So the Spurs have more players that they’ve drafted on their roster of 15, whereas Miami has more players that they’ve acquired via free agency.  Let’s quickly look at Miami’s recent draft history, working backwards from 2012 when they traded Arnett Moultrie to Philadelphia: Norris Cole (acquired), Latavious Williams (traded away), Da’Sean Butler (acquired), Jarvis Varnado (acquired), Dexter Pittman (acquired), Robert Dozier, Marcus Thornton (acquired then traded away), Darnell Jackson (acquired then traded away), Michael Beasley, Stanko Barac (acquired then traded away), Jason Smith (traded away), Wayne Simien, Matt Freije, Pape Sow (traded away), Dorell Wright, Jerome Beasley, Dwyane Wade, Rasual Butler, Caron Butler.

That brings us back to 2002.  Not exactly a cast of stars there, although Miami hasn’t tended to draft for itself.

The key difference between the teams is the fact that Miami traded for 4 of its current roster, the Spurs traded for 3.  Other players have arrived at the teams by means which could be described as “building”.  In particular, two of those trades – for LeBron James and Chris Bosh – are the two that lend themselves to the “built vs bought” narrative.

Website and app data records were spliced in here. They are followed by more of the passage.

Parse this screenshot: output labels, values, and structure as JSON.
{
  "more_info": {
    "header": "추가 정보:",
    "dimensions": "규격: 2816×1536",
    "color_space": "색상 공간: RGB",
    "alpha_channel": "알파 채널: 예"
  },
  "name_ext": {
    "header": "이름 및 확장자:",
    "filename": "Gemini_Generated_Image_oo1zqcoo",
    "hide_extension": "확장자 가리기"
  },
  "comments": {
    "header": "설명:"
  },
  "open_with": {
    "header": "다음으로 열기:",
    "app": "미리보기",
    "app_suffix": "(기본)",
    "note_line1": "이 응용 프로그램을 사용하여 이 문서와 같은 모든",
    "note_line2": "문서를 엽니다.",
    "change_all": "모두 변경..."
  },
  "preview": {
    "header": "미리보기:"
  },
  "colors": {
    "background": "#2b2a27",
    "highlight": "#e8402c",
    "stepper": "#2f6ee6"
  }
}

In truth, this isn’t a battle of built vs bought.  No NBA matchup is.  A more accurate portrayal of the series is that it is the battle of team hoops against individual hoops.  The Spurs are the classic “greater than the sum of its parts” team.  The Heat are the classic “star power” team.  Right now, the Spurs are edging it.


Andrew was something of a latecomer to the game of basketball, having given up rugby after leaving high school. Joining Edinburgh’s fabled Pentland Tigers, he quickly moved on to the East Lothian Peregrines in the Scottish national league before moving to Belfast where he played with Queens and then with Belfast Star. After a year in the superleague, he moved back to Scotland and played with the Scottish Rocks in the BBL. He “retired” (the McDermott rule for using the word “retire” instead of “stopped playing” does require you to have been paid to play, so technically he retired) and moved to Seattle where he began life as an academic, which currently sees him working at University College Dublin. He is a legitimate non-frontrunning Miami Heat fan, having taken up following the team in 2001.

Leave Comment